PROBLEM TO WORK ON
Nothing belongs in the answer except the lines of the material that include "title".

==============================

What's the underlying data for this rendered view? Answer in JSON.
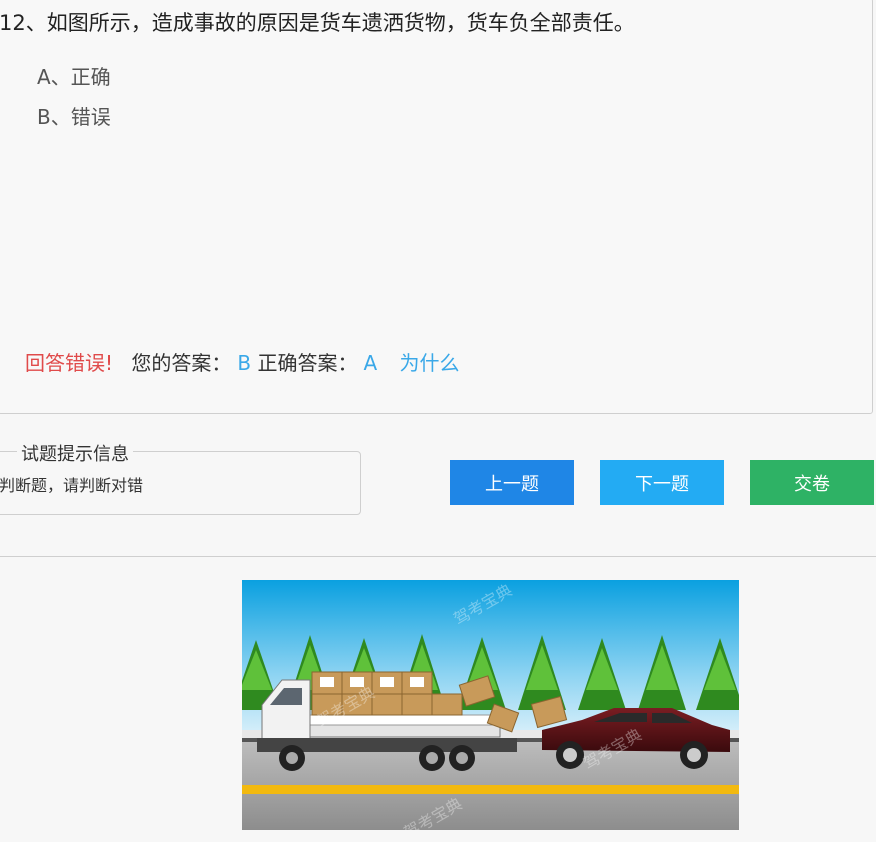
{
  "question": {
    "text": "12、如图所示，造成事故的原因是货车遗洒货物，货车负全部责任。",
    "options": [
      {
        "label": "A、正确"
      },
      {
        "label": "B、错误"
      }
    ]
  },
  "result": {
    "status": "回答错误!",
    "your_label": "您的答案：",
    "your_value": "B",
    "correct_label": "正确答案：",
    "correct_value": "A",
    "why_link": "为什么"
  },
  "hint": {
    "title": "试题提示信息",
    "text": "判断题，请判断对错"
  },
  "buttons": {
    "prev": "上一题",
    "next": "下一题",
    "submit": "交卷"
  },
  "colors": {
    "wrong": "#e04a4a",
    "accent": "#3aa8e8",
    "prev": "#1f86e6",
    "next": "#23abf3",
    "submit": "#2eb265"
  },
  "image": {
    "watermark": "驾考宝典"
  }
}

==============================

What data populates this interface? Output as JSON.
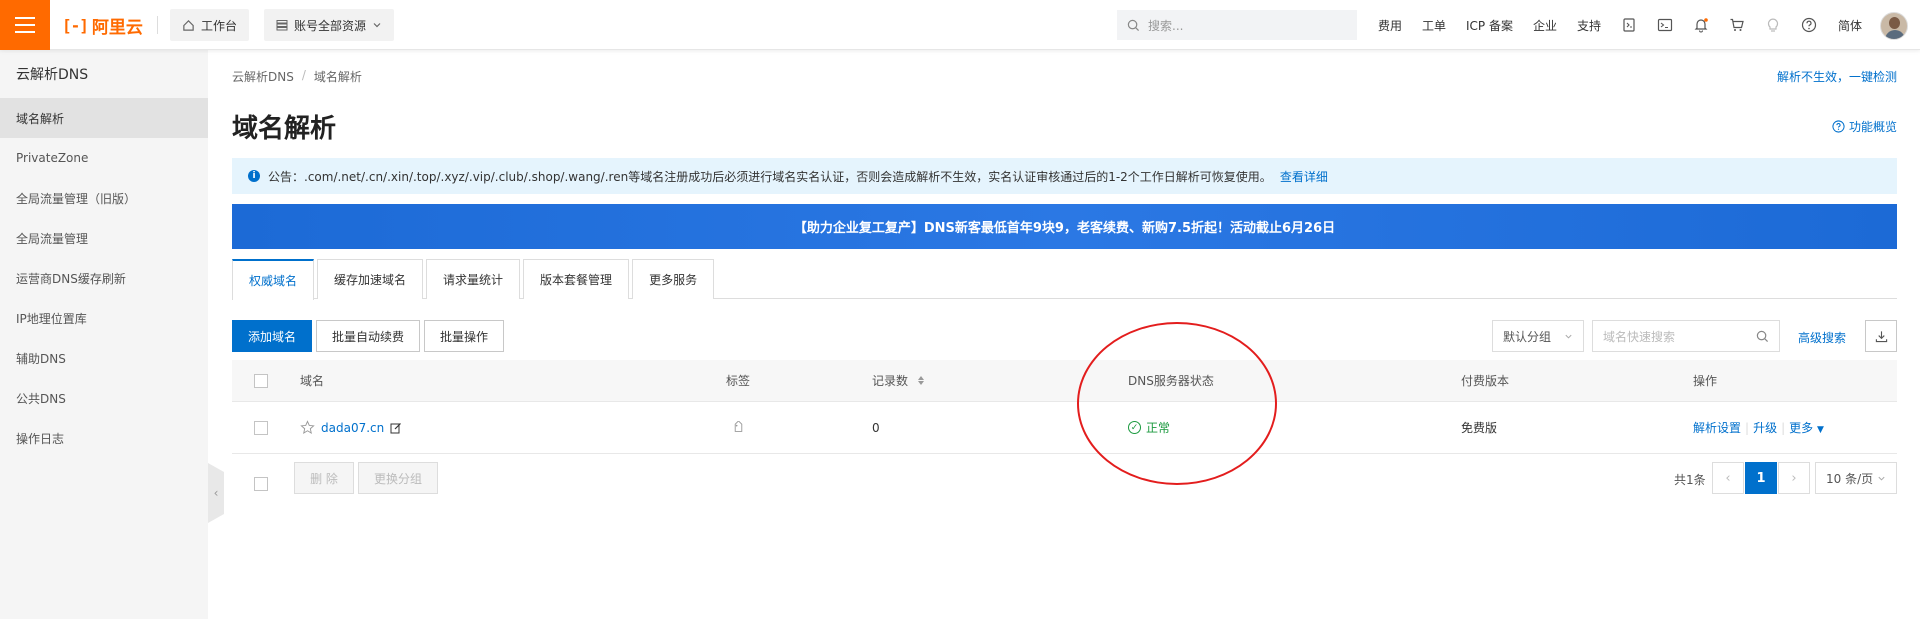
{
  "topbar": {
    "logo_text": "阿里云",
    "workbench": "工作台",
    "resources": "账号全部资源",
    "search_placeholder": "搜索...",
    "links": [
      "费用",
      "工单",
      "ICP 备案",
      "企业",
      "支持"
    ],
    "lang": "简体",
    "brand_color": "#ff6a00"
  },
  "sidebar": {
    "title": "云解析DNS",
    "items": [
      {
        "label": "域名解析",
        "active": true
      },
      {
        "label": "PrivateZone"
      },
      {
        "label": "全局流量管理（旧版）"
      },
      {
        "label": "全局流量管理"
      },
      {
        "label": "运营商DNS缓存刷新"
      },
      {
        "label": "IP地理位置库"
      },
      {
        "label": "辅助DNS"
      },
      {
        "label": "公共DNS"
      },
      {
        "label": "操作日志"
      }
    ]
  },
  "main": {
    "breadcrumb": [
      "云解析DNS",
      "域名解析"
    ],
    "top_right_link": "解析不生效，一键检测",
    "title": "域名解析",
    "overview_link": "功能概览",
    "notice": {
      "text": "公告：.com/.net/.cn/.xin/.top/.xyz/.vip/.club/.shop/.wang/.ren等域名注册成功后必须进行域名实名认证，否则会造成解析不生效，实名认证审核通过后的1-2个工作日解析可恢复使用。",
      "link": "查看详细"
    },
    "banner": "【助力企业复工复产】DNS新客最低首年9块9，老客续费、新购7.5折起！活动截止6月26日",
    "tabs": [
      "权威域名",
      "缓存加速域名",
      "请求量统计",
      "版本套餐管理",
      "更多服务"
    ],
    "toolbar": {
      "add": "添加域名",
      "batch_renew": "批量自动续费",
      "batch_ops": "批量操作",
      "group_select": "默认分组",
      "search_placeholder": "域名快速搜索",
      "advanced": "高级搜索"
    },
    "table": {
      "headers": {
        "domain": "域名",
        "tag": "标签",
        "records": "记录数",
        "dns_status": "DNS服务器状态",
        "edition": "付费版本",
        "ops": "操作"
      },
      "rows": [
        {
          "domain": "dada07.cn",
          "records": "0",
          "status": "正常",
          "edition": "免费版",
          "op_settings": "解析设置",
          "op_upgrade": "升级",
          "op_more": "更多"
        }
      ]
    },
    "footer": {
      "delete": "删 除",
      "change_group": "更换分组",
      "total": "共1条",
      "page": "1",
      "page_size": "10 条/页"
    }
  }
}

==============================

WRITTEN ANSWER
    "title": "试题提示信息",
    "title": "云解析DNS",
    "title": "域名解析",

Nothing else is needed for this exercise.